02 February, 2024, Ruth Marx
Our Resource of the Month is a unit of work designed by Ruth Marx exploring how religion can be classified, to allow pupils to answer the question, ‘what is religion?’. In this blog Ruth explains the thinking and inspiration behind her work, which was originally created with Isobel Boyson at the Bridge Academy, Hackney, London.
The main aim of this teaching resource is to help teachers explore the phenomenon of religion and some key thinkers exploring the classifications and origins of religion. The resource takes a disciplinary approach and introduces some key thinkers whose ideas have been used to challenge religious belief, offering opportunities for evaluation throughout. The resource includes explainer YouTube clips around the key thinkers which can either be used for staff subject knowledge or shown directly to the class, as well as knowledge organisers for teachers.
I was teaching much of this content to my A Level classes and wanted to explore these ideas with a younger age group, many of whom may not take RS A Level, so I designed a unit of work for Key stage 3. It was first taught to Year 9, and has subsequently been taught to a non-examined Humanities Pathway cohort of year 9/10/11 students.
Since then I’ve offered the resource widely to the Religion and Worldviews community as there seems to be an appetite for this approach. So far it has been sent out to 50 teachers across the country. My aim in writing this blog is to share the resource with many more.
In creating these lessons I am hoping to support teachers who want to develop a multidisciplinary approach in their classrooms. I was first inspired by a note in the 2018 CoRE Report that the idea of ‘what is religion itself’ is missing from most syllabuses. The resource supports teachers who are interested to explore topics around atheism and non-religious worldviews. The resource also shows teachers how they can introduce scholarship to a younger age range. A lesson on Jedism as a religion was added to allow discussion of this subject in light of the England and Wales census.
There are many ways to improve our subject knowledge as teachers, even if we are short of time.
Reading of course, but podcasts are a great way to gain knowledge if you can’t find time for reading, such as Panpsycast and the RE Podcast. There are online sources of support, such as RE:ONLINE, on Facebook, @Team RE- UK on Twitter, NATRE resources, and much more- if you want to explore there will be a community for you. Getting together with other teachers through local Hubs and networks is also incredibly valuable. It is such a vibrant and exciting time to be an RE teacher and the best thing is that I feel the community are supporting one another through the transition to Religion and Worldviews.

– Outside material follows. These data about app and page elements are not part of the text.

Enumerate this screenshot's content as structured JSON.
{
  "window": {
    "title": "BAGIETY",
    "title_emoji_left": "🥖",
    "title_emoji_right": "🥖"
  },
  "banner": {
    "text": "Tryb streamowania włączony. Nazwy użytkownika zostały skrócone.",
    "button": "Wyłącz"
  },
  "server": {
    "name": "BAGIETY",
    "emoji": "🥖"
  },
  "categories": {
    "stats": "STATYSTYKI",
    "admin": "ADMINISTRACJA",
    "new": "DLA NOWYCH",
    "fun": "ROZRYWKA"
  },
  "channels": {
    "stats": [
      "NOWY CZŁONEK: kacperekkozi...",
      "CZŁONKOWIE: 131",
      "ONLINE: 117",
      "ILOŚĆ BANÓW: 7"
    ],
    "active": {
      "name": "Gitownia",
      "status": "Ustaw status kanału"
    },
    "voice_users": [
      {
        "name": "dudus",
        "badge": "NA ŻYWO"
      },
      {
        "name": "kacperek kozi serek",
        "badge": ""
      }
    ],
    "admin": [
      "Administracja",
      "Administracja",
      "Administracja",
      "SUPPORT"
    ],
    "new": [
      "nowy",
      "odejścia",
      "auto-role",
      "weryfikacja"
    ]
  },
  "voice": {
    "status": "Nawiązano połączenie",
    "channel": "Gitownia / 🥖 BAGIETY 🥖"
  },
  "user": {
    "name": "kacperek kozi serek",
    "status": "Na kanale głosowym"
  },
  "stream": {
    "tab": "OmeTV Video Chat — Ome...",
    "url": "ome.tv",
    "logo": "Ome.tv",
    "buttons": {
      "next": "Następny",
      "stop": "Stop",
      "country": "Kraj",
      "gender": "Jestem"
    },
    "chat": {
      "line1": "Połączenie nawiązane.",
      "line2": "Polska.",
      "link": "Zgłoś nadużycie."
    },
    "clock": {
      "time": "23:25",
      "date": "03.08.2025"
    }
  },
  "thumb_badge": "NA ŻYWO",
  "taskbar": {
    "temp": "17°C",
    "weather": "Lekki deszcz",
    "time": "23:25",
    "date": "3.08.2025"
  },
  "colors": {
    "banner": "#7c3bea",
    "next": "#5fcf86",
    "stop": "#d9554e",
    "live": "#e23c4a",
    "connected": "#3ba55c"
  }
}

If anyone tries these resources I would love to hear from them; how did students respond, what kind of discussions took place in the classroom? Do please let me know, as we move into this new era of RE together.
Find Ruth’s resources below: